These are the trade guilds of heaven
        the arbiters of moonlight

What seeing saw, the feelings felt
        are the joins and fittings
        where everything that comes together
        in congregation, parts


(Graphic: Selectively tinted photograph of temporarily arranged steel scraps.)

House Finch

They visit the sunflowers here every morning.

They’re awfully spooky for an urban population. I finally had to stake out the bush from the rooftop.

Crescent Pond

Mercifully cool early in the morning on July 4th.

Ever seduced by the cult of surfaces. Morning light is when they rally to recruit new members. The gallery of nobs above is a detail of a sculpture whose final appearance is still under development by the steady hand of time and weather.

Moved

.

.

.

.

.

.

.

.

.

.

.

I’ve just this week moved from Galveston to Houston, taking a studio dwelling in a private artist collective up in the Heights. The complex is a work in progress, a prototype for a much more ambitious arts/community/living vision by its creator, Nestor Topchy.

The vibe here is terrific. Being still under development it has a post-apocalyptic utopian feel to it. Photos above all taken on the property which is strewn with large steel sculpture projects, miscellaneous construction materials and debris. The residences are stacked shipping containers, and the studios are quite small. Though more than adequate for a retiree and his cat.

The grounds feature a large excavated pond, called Crescent Pond, which is home to fish, turtle, crayfish, birds, dragonflies and at least a couple of koi. Some large trees and dense bamboo groves round it all out. Cardinals and Inca Doves in good numbers, and a variety of dogs and cats who reside here.

Crescent Pond
My new digs.

I’ve decided to designate my bird photography website as an archive and begin locating all my writing and photography here at Starfish Sutra.

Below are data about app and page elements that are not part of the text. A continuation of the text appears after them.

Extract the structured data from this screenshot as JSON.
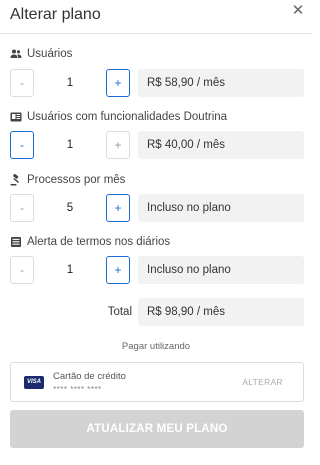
{
  "header": {
    "title": "Alterar plano",
    "close_glyph": "✕"
  },
  "sections": [
    {
      "label": "Usuários",
      "icon": "users-icon",
      "qty": "1",
      "price": "R$ 58,90 / mês",
      "minus_active": false,
      "plus_active": true
    },
    {
      "label": "Usuários com funcionalidades Doutrina",
      "icon": "book-icon",
      "qty": "1",
      "price": "R$ 40,00 / mês",
      "minus_active": true,
      "plus_active": false
    },
    {
      "label": "Processos por mês",
      "icon": "gavel-icon",
      "qty": "5",
      "price": "Incluso no plano",
      "minus_active": false,
      "plus_active": true
    },
    {
      "label": "Alerta de termos nos diários",
      "icon": "newspaper-icon",
      "qty": "1",
      "price": "Incluso no plano",
      "minus_active": false,
      "plus_active": true
    }
  ],
  "controls": {
    "minus": "-",
    "plus": "+"
  },
  "total": {
    "label": "Total",
    "value": "R$ 98,90 / mês"
  },
  "payment": {
    "caption": "Pagar utilizando",
    "card_brand": "VISA",
    "card_name": "Cartão de crédito",
    "card_number": "**** **** ****",
    "change_label": "ALTERAR"
  },
  "submit": {
    "label": "ATUALIZAR MEU PLANO"
  },
  "colors": {
    "accent": "#1e6bd6",
    "disabled_button": "#d3d3d3",
    "field_bg": "#f2f2f2"
  }
}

As always, thanks for following.

Chipper

When I said I was feeling chipper
I didn’t mean cheery, like a dandy squirrel
with a cache of ripe pecans, no.

I meant like that groaning, shrieking
grinder box that sucks in green oak limbs
the size of Sam Houston’s neck and erupts
in a volcanic, yawning siren like
a Mississippi bigot shouting “frown!”
at a blind beggar, who can’t see his face.

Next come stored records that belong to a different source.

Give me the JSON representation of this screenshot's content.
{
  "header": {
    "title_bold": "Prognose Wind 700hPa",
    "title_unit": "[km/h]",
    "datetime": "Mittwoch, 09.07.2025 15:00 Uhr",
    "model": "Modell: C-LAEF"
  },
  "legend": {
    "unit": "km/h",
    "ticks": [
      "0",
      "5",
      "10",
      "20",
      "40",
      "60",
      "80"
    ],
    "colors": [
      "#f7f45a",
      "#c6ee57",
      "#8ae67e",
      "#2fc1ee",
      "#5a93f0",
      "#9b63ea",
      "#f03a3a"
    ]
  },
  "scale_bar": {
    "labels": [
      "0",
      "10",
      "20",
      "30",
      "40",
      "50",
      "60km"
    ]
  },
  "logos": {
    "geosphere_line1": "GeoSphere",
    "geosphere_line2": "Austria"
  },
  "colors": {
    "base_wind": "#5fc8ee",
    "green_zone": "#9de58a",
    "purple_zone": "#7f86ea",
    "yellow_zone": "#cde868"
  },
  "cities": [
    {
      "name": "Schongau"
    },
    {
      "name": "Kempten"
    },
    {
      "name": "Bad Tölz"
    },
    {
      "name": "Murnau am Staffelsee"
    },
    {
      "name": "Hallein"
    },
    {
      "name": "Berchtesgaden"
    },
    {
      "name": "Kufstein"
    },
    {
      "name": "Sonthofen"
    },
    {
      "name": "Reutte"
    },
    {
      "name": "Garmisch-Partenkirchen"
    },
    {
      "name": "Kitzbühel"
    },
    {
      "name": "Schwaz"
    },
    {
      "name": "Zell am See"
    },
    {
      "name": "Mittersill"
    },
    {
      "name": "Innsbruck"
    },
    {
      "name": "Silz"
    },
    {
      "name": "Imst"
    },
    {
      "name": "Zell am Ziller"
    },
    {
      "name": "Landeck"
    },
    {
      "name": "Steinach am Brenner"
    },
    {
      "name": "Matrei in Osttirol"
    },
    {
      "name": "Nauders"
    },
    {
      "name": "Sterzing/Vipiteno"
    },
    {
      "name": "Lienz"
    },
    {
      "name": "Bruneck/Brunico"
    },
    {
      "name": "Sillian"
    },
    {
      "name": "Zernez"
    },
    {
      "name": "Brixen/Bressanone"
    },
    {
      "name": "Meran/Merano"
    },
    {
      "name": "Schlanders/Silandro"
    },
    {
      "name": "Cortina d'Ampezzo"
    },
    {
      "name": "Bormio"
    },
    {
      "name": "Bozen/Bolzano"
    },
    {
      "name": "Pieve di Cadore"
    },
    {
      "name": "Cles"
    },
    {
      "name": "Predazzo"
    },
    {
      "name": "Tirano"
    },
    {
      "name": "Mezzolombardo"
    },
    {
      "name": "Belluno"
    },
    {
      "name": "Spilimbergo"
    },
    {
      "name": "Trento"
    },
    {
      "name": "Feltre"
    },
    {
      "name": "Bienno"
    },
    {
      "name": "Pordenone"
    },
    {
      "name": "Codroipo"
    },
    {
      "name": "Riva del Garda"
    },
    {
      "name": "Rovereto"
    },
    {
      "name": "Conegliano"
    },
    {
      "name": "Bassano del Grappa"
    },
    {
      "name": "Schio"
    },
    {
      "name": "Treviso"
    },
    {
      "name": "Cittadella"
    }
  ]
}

And splinters it, bark and heart, leaf
and bud, into shattered, whip-torn
little pieces piled neat, like bones.

And the air, in the silence bound to follow
every violence, patiently cataloging and
filing all the sawdust that’s gotten up
in its face, is what I meant.

-:-

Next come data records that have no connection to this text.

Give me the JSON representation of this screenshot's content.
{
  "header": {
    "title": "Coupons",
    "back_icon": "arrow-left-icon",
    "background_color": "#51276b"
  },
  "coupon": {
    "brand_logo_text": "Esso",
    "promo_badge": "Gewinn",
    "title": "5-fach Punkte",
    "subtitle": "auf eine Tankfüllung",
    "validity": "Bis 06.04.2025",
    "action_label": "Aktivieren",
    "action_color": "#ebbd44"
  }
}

So, you’re probably wondering, “who pissed in this guy’s cheerios?” so let me explain. I wrote this, more or less, in the middle of the night a few days ago, after arriving home the previous evening to find the sprawling live oak in the alley behind the garage had suffered a kind of vivisection at the hands of the power utility. They had removed a third of its grand canopy, right down the middle, leaving it splayed in its remaining two thirds, parted now to make way for the high voltage wires. It now looks like a midshipman flagging a desperate semaphore. Mayday!

For the last two years, Cooper’s Hawks have nested in that oak, and now I can finally see the nest on the edge of the newly opened cavity. I’d seen one just that morning fly down the alley and pause in that tree, making that ca-ca-cawing call that I associate with courtship rituals for that bird. Well, I doubt they will keep a nest so exposed to the sky. The good news is that the migrant songbirds that come through here in good numbers will be easier to spot and photograph.

Anyway, that’s why I’m feeling chipper.

You can see the hawk’s nest in the upper right corner. There’s another large oak down the alley that they frequent, so perhaps they will nest there.


Common Yellowthroat

Here’s a yellowthroat I caught in the aforementioned oak a few years back. The tree has been a real bird magnet and I sure hope it remains that way.

Acres Are a Toss Away

we are never quite
where we are, never long
for the ungrabbed hat
acres are a toss away

from somebody’s grazing lot
from every pressing affair

the hallway leads
the bell rings

If a thing didn’t last
what was it, back when
it was everlasting?

we keep a second
set of books, an eye
out for the prospects

but the dusty warehouse
where the heart undresses
is an unbreathable atmosphere

we hold our breath
make quick little visits